    Higham CE, Olsson-Brown A, Carroll P, Cooksley T, Larkin J, Lorigan P, et al. Acute management of the endocrine complications of checkpoint inhibitor therapy. Endocr Connections. 2018;7:G1–7.CrossRefGoogle Scholar

Copyright information

© The Author(s). 2019

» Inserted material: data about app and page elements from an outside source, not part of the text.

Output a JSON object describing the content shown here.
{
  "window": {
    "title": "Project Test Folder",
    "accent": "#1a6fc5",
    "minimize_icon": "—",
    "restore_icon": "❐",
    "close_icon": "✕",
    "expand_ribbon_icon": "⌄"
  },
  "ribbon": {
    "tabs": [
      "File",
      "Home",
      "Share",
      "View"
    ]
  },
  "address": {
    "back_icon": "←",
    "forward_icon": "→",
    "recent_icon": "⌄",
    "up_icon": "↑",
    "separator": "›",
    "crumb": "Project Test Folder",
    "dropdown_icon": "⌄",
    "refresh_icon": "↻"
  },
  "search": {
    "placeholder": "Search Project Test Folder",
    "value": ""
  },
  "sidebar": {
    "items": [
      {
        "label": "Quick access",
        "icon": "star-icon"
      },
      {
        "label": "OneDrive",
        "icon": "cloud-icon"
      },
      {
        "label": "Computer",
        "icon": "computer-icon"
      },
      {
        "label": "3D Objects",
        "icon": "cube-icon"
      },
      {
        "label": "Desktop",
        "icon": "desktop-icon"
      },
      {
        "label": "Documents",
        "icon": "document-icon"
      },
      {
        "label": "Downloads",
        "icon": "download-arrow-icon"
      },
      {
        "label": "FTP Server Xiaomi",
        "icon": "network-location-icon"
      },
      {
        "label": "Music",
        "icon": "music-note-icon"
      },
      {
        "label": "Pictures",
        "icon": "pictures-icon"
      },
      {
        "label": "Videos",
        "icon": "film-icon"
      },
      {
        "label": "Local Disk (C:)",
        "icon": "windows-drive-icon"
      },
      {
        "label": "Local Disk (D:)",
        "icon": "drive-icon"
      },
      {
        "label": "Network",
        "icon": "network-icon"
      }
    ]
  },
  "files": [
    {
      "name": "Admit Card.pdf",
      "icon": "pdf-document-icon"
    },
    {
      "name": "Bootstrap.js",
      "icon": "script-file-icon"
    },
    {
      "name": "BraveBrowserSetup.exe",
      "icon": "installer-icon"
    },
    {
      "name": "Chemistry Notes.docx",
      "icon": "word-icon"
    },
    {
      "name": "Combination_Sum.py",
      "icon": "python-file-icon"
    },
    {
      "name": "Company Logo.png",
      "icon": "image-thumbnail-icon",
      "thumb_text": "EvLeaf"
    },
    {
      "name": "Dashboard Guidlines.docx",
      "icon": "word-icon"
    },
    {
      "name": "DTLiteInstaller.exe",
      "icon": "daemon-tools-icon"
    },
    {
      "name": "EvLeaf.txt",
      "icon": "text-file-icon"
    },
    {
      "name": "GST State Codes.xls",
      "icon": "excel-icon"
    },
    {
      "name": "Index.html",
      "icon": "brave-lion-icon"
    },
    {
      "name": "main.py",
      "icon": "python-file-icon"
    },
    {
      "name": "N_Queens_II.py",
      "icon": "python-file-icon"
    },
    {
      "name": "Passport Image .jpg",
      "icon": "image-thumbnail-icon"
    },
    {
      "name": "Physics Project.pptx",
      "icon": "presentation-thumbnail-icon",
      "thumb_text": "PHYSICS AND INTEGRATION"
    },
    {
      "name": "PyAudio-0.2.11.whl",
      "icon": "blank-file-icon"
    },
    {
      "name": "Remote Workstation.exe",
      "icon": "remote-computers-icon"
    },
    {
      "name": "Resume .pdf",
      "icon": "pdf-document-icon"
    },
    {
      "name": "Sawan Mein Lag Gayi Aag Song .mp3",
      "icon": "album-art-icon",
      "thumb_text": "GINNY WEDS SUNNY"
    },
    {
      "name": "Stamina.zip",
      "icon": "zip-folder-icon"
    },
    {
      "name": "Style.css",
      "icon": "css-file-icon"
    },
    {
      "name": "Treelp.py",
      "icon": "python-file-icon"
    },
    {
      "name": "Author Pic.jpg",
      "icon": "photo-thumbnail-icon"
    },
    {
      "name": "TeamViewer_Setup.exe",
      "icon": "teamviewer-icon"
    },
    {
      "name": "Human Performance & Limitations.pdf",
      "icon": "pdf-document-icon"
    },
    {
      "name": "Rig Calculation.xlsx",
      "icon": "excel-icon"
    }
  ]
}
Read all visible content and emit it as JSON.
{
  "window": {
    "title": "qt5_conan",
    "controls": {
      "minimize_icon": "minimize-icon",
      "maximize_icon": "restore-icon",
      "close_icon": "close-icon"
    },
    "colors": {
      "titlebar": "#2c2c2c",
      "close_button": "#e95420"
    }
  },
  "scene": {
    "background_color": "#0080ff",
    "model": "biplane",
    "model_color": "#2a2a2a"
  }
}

Open AccessThis article is distributed under the terms of the Creative Commons Attribution 4.0 International License (http://creativecommons.org/licenses/by/4.0/), which permits unrestricted use, distribution, and reproduction in any medium, provided you give appropriate credit to the original author(s) and the source, provide a link to the Creative Commons license, and indicate if changes were made. The Creative Commons Public Domain Dedication waiver (http://creativecommons.org/publicdomain/zero/1.0/) applies to the data made available in this article, unless otherwise stated.

Authors and Affiliations

  1. 1.Division of Metabolism, Endocrinology & Diabetes, Department of Internal MedicineUniversity of MichiganAnn ArborUSA
  2. 2.Present address: Endocrinology, Rush University Medical CenterChicagoUSA
  3. 3.Division of Hematology/Oncology, Department of Internal MedicineUniversity of MichiganAnn ArborUSA
  4. 4.Taubman Health Sciences Library, University of MichiganAnn ArborUSA
  5. 5.Affiliated Hospital of QingDao UniversityQingdaoChina

Personalised recommendations